References Cited in the file of this patent UNITED STATES PATENTS 453,563 Nicholson June 2, 1891 2,255,997 Hanneman Sept. 16, 1941 2,278,377 Cook Mar. 31, 1942 2,403,359 Gerhold July 2, 1946 FOREIGN PATENTS 615,225 Great Britain Jan. 4, 1949

Patent Citations
Cited PatentFiling datePublication dateApplicantTitle
US453563 *Jan 21, 1886Jun 2, 1891 Wood-screw
US2255997 *Apr 10, 1941Sep 16, 1941Illinois Tool WorksThread cutting screw
US2278377 *Sep 7, 1940Mar 31, 1942Wrentham Products CompanyTap stud or the like
US2403359 *Oct 5, 1944Jul 2, 1946Gerhold AlfredScrew
GB615225A * Title not available
Referenced by
Citing PatentFiling datePublication dateApplicantTitle
US3045523 *Aug 25, 1960Jul 24, 1962Nd Edgar ReedDrill point screw having interrupted leading end threads formed by a flat chordal surface
US3056234 *Jul 27, 1959Oct 2, 1962United States Gypsum CoWall and ceiling construction
US3093028 *Feb 5, 1959Jun 11, 1963Eaton Mfg CoSelf-drilling and self-tapping threaded fastener
US3221588 *Mar 5, 1962Dec 7, 1965Illinois Tool WorksDrill screw and an assembly including the same
US4797022 *Jan 9, 1987Jan 10, 1989Textron Inc.Fastener and fabrication method therefor
US4827756 *May 4, 1988May 9, 1989Textron Inc.Fastener fabrication method
US5797914 *Sep 12, 1996Aug 25, 1998Kls Martin, L.P.Bone screw
US6109850 *Aug 29, 1997Aug 29, 2000Simpson Strong-Tie Company, Inc.Screw fastener in metal connector to wood structure shear connection
US6585740May 25, 2001Jul 1, 2003Synthes (U.S.A.)Bone screw
US6655096Oct 14, 1999Dec 2, 2003Simpson Strong-Tie Company, Inc.Drag strut connector

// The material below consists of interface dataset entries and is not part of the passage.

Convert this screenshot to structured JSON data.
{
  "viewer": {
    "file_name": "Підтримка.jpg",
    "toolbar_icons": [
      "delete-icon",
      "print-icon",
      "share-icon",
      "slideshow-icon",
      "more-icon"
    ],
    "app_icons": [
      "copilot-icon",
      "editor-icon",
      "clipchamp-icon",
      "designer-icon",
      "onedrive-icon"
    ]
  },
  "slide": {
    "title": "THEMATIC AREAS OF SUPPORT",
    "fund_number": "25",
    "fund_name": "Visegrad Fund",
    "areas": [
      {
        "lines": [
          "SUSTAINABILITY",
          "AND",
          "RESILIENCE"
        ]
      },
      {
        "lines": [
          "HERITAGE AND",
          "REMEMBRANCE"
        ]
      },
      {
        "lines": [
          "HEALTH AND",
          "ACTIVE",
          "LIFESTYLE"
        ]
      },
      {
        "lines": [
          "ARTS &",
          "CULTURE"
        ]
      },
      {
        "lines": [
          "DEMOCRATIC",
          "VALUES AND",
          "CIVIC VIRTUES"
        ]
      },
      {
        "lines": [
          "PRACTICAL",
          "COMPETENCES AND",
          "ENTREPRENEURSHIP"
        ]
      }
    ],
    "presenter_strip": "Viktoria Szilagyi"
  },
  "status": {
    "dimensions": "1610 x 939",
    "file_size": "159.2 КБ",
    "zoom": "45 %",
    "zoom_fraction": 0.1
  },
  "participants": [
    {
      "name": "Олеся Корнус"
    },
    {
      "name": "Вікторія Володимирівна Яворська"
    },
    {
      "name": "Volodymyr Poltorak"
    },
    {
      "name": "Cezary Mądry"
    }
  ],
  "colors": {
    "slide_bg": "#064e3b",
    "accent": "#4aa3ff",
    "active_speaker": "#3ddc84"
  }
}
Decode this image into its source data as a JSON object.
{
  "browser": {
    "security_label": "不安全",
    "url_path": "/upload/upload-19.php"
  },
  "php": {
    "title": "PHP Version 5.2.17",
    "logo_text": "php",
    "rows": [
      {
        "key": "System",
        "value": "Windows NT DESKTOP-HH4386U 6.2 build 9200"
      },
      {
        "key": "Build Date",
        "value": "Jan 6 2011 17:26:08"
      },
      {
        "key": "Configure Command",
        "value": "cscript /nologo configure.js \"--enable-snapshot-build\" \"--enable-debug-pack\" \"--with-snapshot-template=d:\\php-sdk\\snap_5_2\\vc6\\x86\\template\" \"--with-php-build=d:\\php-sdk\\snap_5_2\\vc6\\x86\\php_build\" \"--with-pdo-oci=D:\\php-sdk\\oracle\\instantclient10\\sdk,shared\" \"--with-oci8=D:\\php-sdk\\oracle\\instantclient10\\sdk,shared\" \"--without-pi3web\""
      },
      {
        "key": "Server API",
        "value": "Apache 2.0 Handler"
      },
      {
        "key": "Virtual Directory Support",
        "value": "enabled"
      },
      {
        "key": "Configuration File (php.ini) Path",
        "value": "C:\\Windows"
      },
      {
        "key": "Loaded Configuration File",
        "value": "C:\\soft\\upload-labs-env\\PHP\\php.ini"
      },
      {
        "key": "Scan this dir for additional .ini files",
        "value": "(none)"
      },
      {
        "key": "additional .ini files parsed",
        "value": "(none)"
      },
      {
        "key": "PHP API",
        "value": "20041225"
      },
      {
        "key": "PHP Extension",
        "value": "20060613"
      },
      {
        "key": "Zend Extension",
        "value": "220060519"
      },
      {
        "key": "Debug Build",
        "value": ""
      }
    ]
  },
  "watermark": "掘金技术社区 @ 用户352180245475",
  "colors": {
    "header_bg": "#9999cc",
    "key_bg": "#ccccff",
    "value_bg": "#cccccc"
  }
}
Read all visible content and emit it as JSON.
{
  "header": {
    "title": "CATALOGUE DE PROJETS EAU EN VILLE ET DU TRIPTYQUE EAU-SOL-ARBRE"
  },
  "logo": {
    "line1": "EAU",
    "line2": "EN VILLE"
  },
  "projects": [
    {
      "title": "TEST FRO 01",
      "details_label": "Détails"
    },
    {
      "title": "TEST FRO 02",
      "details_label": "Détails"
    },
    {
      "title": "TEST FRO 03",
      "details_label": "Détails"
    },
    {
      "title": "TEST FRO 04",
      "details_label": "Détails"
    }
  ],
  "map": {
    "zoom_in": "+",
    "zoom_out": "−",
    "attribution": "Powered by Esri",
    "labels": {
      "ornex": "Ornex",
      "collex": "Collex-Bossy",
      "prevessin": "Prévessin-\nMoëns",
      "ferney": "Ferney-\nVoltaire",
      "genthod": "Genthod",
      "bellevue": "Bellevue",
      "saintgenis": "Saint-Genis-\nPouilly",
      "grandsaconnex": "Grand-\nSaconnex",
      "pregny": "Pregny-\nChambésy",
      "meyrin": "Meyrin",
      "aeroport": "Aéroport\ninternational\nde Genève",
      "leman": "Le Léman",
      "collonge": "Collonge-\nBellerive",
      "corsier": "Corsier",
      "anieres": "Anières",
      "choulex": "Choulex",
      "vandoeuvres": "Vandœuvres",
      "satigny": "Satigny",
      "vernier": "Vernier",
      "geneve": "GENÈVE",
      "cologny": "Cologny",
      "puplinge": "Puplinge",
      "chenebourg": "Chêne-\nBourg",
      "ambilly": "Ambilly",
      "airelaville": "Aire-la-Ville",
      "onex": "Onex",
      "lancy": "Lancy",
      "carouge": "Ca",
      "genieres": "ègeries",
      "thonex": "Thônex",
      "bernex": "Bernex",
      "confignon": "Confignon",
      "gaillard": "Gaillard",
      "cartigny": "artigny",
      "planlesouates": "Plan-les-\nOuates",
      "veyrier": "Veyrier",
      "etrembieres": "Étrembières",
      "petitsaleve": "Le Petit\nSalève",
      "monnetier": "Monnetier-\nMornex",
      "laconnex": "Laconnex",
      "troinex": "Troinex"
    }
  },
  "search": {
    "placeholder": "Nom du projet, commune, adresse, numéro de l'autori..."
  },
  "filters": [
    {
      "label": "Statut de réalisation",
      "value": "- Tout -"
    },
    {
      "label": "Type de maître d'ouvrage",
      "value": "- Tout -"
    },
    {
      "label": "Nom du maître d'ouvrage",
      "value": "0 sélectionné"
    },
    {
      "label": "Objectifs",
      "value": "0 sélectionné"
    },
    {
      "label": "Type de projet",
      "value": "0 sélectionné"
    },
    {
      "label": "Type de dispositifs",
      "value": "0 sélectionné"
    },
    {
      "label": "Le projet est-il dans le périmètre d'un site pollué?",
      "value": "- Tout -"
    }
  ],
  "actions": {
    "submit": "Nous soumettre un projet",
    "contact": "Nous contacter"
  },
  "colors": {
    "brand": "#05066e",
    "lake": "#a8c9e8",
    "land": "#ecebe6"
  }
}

US7014383 *Feb 21, 2003Mar 21, 2006Schmid Ben LShear wall hold-downs and wall anchor connectors
US7832173Dec 1, 2000Nov 16, 2010Simpson Strong-Tie Company, Inc.Screw fastener in multiple floor truss and wood-to-wood shear connection
US7967534May 22, 2007Jun 28, 2011Black & Decker Inc.Pocket hole jig tool system
US7976252May 22, 2007Jul 12, 2011Black & Decker Inc.Pocket hole jig tool system
US8029214May 22, 2007Oct 4, 2011Black & Decker Inc.Pocket hole jig tool system
US8052358Mar 11, 2011Nov 8, 2011Black & Decker Inc.Pocket hole jig system
US20040165942 *Feb 21, 2003Aug 26, 2004Schmid Ben L.Shear wall holdowns and wall anchor connectors
US20070280795 *May 22, 2007Dec 6, 2007Black & Decker Inc.Pocket Hole Jig Tool System
US20070280796 *May 22, 2007Dec 6, 2007Black & Decker Inc.Pocket Hole Jig Tool System
US20070280797 *May 22, 2007Dec 6, 2007Black & Decker Inc.Pocket Hole Jig Tool System
US20130226239 *Feb 23, 2012Aug 29, 2013Moti AltaracFacet screw and method for spinal stabilization
WO2000032125A1 *Nov 26, 1998Jun 8, 2000Hess MartinScrew
U.S. Classification411/387.1
International ClassificationF16B25/10
Cooperative ClassificationF16B25/103, F16B25/0084, F16B25/0031
European ClassificationF16B25/00G3, F16B25/00C4, F16B25/10B